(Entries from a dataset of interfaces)
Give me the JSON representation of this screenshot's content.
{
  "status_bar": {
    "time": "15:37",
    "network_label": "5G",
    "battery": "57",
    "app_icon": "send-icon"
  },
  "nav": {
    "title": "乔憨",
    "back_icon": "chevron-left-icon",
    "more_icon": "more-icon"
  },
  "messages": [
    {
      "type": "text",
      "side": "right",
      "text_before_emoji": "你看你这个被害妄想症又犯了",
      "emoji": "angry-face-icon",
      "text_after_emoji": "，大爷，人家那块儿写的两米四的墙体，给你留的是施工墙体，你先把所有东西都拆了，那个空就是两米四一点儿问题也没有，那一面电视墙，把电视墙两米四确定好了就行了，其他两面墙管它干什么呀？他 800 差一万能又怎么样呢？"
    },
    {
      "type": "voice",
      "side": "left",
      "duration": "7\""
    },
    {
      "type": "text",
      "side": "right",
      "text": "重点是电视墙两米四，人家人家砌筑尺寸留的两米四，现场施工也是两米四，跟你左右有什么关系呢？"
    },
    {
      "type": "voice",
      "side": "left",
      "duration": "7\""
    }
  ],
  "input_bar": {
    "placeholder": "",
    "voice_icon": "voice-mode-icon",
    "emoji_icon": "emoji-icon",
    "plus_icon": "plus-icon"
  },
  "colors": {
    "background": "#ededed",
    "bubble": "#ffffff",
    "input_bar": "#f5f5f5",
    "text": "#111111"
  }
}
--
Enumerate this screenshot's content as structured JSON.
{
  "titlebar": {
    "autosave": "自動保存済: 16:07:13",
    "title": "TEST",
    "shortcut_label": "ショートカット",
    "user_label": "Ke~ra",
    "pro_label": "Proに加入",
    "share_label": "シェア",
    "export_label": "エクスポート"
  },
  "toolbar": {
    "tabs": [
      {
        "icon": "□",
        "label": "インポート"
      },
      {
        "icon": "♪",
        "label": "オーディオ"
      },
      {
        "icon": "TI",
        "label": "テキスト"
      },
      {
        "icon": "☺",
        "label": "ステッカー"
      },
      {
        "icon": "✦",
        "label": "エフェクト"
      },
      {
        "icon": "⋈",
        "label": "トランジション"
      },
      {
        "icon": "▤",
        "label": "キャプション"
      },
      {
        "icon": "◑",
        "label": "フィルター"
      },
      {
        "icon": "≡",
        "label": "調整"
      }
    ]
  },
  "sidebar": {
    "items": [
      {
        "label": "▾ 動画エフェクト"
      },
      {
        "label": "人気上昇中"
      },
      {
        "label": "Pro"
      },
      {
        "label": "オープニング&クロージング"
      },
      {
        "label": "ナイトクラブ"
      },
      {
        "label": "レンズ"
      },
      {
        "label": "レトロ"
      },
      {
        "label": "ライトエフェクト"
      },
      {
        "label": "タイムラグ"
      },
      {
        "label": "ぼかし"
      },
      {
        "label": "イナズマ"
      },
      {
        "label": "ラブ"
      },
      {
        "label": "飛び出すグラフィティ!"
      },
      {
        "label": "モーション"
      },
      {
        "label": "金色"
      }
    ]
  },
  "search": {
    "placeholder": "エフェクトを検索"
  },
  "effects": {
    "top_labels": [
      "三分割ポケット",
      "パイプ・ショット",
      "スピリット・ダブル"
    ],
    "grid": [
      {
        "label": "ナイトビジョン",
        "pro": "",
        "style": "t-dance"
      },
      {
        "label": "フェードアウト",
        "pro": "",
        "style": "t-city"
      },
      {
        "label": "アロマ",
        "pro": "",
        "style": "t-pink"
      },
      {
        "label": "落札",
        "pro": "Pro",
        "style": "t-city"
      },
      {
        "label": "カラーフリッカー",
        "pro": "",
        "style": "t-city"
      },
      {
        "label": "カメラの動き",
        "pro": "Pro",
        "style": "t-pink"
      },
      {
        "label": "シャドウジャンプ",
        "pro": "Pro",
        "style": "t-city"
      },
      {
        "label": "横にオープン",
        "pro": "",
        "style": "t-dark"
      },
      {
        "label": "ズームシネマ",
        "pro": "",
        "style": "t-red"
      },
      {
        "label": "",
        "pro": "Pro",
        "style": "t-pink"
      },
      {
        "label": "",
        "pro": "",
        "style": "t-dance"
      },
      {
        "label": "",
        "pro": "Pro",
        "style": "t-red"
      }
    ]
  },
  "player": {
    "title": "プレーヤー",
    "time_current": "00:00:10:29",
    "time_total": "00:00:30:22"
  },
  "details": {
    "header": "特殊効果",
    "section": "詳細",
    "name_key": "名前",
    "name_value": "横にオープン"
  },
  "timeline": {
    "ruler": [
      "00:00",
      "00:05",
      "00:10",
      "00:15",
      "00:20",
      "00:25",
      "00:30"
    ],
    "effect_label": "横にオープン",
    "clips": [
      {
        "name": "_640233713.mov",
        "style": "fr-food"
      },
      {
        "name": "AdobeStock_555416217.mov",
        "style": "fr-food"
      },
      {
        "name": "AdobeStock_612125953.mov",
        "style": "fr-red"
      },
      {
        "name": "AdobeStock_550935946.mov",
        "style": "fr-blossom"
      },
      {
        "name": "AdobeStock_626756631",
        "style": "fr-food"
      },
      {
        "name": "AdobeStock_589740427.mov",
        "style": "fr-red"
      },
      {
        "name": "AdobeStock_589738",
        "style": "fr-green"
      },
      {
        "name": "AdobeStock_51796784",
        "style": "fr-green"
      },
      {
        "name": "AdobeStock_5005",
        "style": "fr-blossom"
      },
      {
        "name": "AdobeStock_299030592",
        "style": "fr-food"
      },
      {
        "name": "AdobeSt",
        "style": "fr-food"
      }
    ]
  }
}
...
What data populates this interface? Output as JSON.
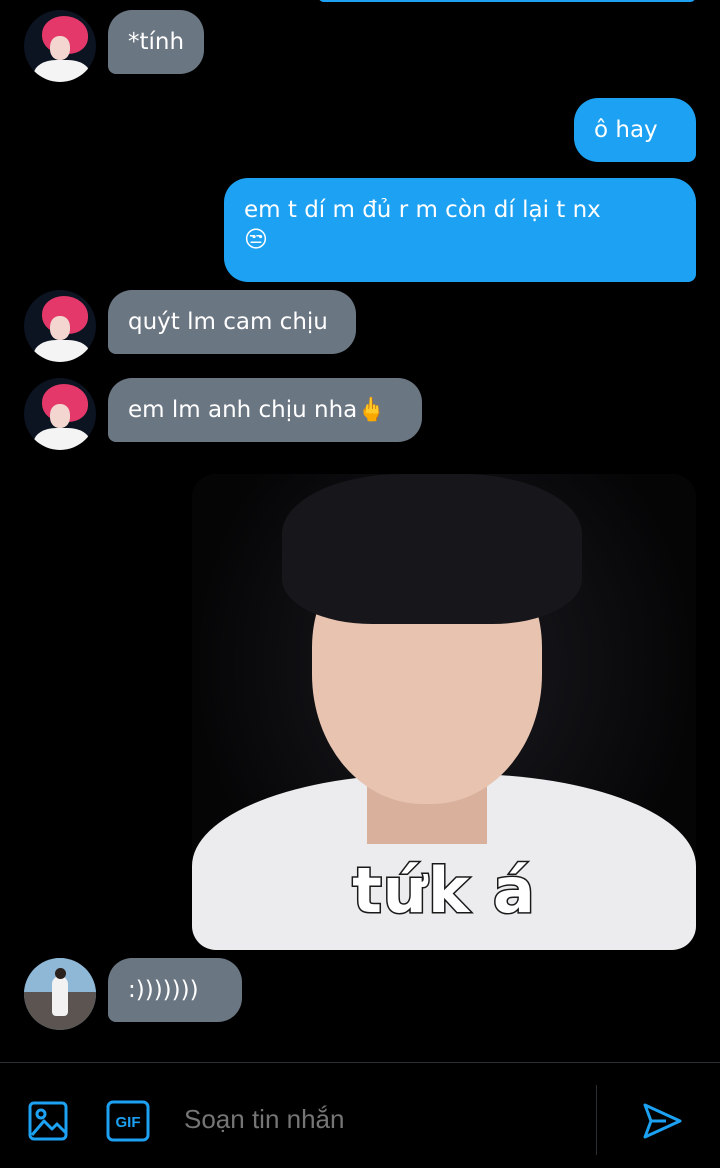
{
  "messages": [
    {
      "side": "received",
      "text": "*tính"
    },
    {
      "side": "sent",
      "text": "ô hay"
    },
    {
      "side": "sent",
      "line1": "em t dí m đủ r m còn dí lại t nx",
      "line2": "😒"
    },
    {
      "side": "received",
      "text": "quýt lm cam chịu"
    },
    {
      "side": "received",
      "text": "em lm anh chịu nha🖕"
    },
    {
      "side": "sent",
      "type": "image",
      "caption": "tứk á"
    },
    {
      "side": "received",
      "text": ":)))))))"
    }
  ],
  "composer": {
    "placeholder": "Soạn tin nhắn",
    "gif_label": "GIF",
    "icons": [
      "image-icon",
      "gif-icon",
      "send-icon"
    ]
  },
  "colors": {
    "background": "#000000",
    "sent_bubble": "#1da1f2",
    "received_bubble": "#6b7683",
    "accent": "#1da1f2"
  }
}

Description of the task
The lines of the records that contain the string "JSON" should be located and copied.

Answer space
Give me the JSON representation of this screenshot's content.
Enumerate this screenshot's content as structured JSON.
What data populates this interface? Output as JSON.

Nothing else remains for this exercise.